 Back outside, I wandered back and forth for hours. Just wandering, not feeling the need to go anywhere or do anything but wander, look, listen and breathe deep the sea air tempered with the freshness of glacial ice.

I couldn't get enough of this place. It was full of rich finds and stories drifting through the tall grass about the tent, between the cracks in the walls of the cabin and among the pebbles eroded by the sea and tumbling ice. As the icebergs crashed and boomed at incalculable intervals, I wandered some more.

Once, in Uummannaq, I had the chance to buy Greenlandic chicken - seagull, 20,- dkk per gull. I have yet to taste one but imagine they will be a bit ... well, like chicken. This fella had been enjoyed by a fox, perhaps, as his footprints showed where he or she had loitered about the camp.

It was damn fine here and I crawled into my pup-tent and fell asleep to iceberg artillery in the near and far.

Sunday, January 16, 2011

Day 20 - sleeping beside spirits

From my diary:

It is amazing how much I got out of speaking Greenlandic yesterday. It is important to note that Niaqornat has overwhelmingly shown/revealed/exceeded my cultural goals for the expedition. I got by on my level of Greenlandic - with lots of small confusions, but I got by. I sorted it almost without Danish. In fact, Danish did not help one bit! I got a good feeling about the settlement and deliberately left good gear there almost just to prove that I can.I must be sure to mention Niaqornat in this way on my blog, in my trip report. I think the Sermitsiaq article might have helped. Malene certainly saw it, followed the link and recognised me as I walked into their house. Cool, eh? Yes, Niaqornat has been a success, but I might be here a while.
Venturing further [away from the tent], looking for a place to shit, I saw a model turf house not ten metres from my tent. Five metres beyond that are the foundations of an original dwelling - I must have been tired or preoccupied with the beach not to notice them yesterday. I wondered at the Greenlandic hunters who called this place Tuperssussat- the camping place. I hoped their spirits would watch over me when I left this place as the breakers were going to make mincemeat of my folding kayak.

I actually left from the main beach in the settlement itself and spent a long time talking with a hunter who was very familiar with kayaks and a brother to my next-door neighbour in Uummannaq. We talked - in Greenlandic - about the differences between our kayaks and I was introduced to his qajaq that was parked not far from my own. As we talked he was very patient with my stumbling Greenlandic. At the same time he was polishing a polar bear skull.
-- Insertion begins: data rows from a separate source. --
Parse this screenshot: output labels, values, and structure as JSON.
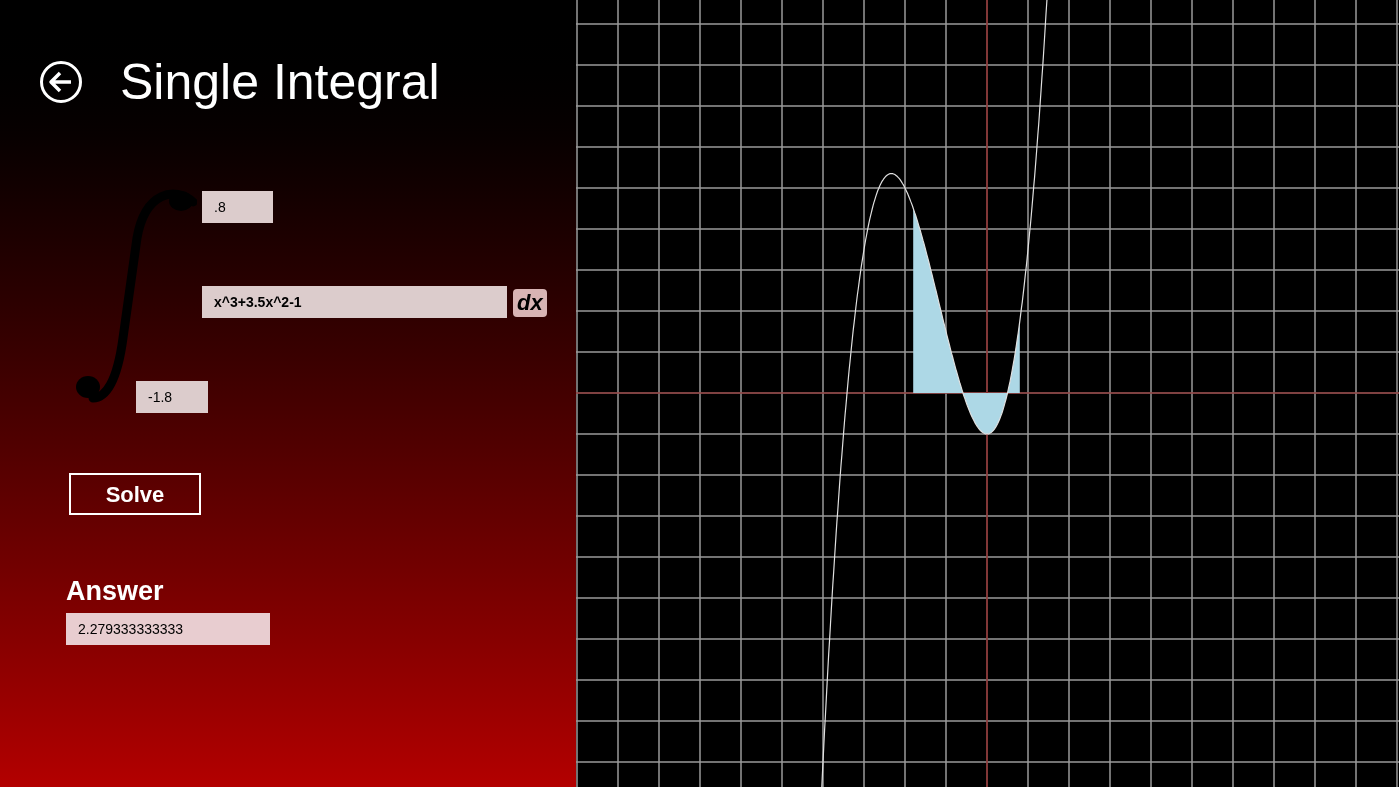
{
  "header": {
    "title": "Single Integral"
  },
  "integral": {
    "upper_limit": ".8",
    "integrand": "x^3+3.5x^2-1",
    "differential": "dx",
    "lower_limit": "-1.8"
  },
  "solve_button": "Solve",
  "answer": {
    "label": "Answer",
    "value": "2.279333333333"
  }
}
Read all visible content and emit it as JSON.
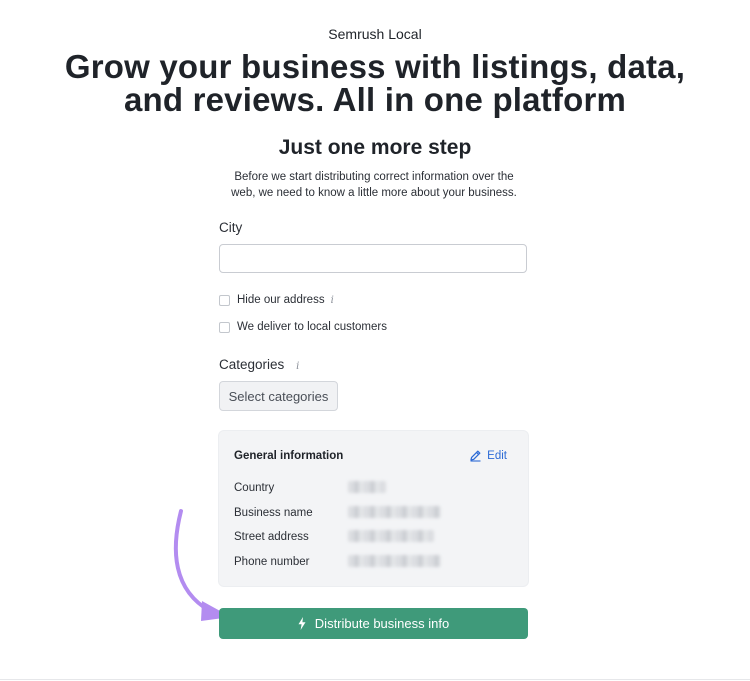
{
  "header": {
    "eyebrow": "Semrush Local",
    "headline_line1": "Grow your business with listings, data,",
    "headline_line2": "and reviews. All in one platform"
  },
  "step": {
    "title": "Just one more step",
    "intro_line1": "Before we start distributing correct information over the",
    "intro_line2": "web, we need to know a little more about your business."
  },
  "form": {
    "city_label": "City",
    "city_value": "",
    "city_placeholder": "",
    "hide_address_label": "Hide our address",
    "hide_address_checked": false,
    "deliver_label": "We deliver to local customers",
    "deliver_checked": false,
    "categories_label": "Categories",
    "categories_button": "Select categories"
  },
  "general_info": {
    "title": "General information",
    "edit_label": "Edit",
    "rows": [
      {
        "label": "Country"
      },
      {
        "label": "Business name"
      },
      {
        "label": "Street address"
      },
      {
        "label": "Phone number"
      }
    ]
  },
  "actions": {
    "distribute_label": "Distribute business info"
  },
  "colors": {
    "primary_green": "#3f9a7a",
    "link_blue": "#2d6bd6",
    "arrow_purple": "#b38cf0",
    "card_bg": "#f3f4f6"
  },
  "icons": {
    "info": "info-icon",
    "edit": "pencil-icon",
    "distribute": "lightning-bolt-icon",
    "annotation": "curved-arrow"
  }
}
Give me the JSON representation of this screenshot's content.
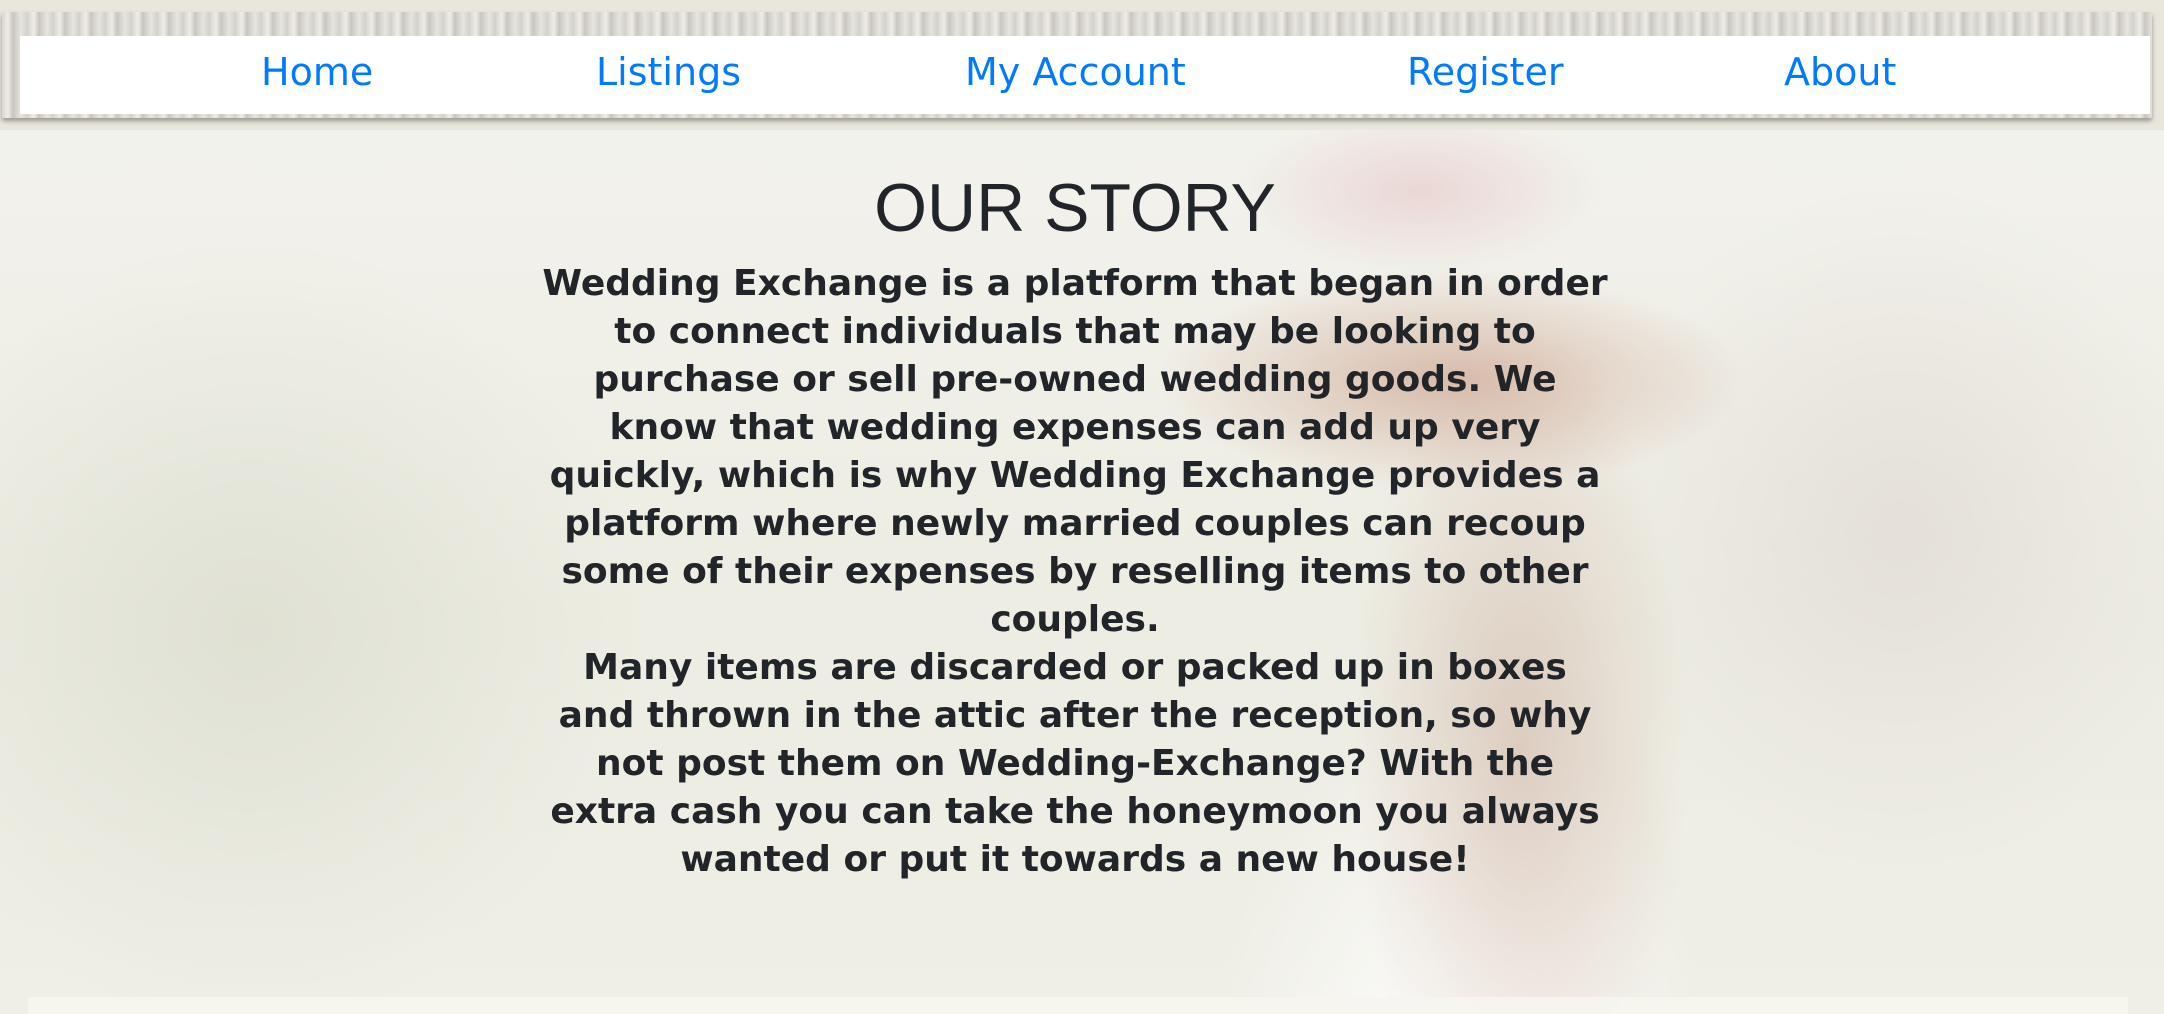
{
  "nav": {
    "items": [
      {
        "label": "Home"
      },
      {
        "label": "Listings"
      },
      {
        "label": "My Account"
      },
      {
        "label": "Register"
      },
      {
        "label": "About"
      }
    ]
  },
  "main": {
    "title": "OUR STORY",
    "paragraph_1": "Wedding Exchange is a platform that began in order to connect individuals that may be looking to purchase or sell pre-owned wedding goods. We know that wedding expenses can add up very quickly, which is why Wedding Exchange provides a platform where newly married couples can recoup some of their expenses by reselling items to other couples.",
    "paragraph_2": "Many items are discarded or packed up in boxes and thrown in the attic after the reception, so why not post them on Wedding-Exchange? With the extra cash you can take the honeymoon you always wanted or put it towards a new house!"
  },
  "colors": {
    "link": "#007bff",
    "text": "#212529"
  }
}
Interestingly, the cruise ship had entered the bay and was shuttling tourists into Niaqornat on zodiacs. They were gathering on the main beach to see a seal being butchered. Niaqornat has a good relationship with the cruise ships and I was pleased to see the positive response they created among the tourists.

It was time to move on though and I thanked the hunter before pushing off and paddling on. I paddled along the coast, enjoying the long stretches of beach, a truly beautiful coastline and one I had not experienced before. I made a rough landing in light surf and bent the rear deck strut as I exited the cockpit a little too quickly. The Kodiak is a sturdy boat but, as Folbot themselves say, it is not intended for surf and, although light, the waves were interesting enough to force me to move a little quickly. It was a beautiful place to bend the boat though!


As I pitched camp on a rather open expanse of green, the midges found me and we had some discussion as to how long I was going to remain outside the tent. Luckily a breeze picked up and I enjoyed exploring the black sandy beach. A fox challenged me but I just couldn't get an eye on him. I retreated, content, into my portable home.

Wednesday, January 12, 2011

Day 19 - video diaries

I didn't do much on this day beyond enjoying the beach, the waves and the bergs, stranded like me. Melting bergy-bits for water I spent some time adjusting the tent for wet weather.

As usual, sleep got the better of me once I realised that I was in no danger of flooding. I have an sad case of paranoia whenever I camp somewhere flat. I just imagine there is an iceberg out there with my name on it!

The scraggly beard I was working on helped with the freckles! Can't do much about the balding though.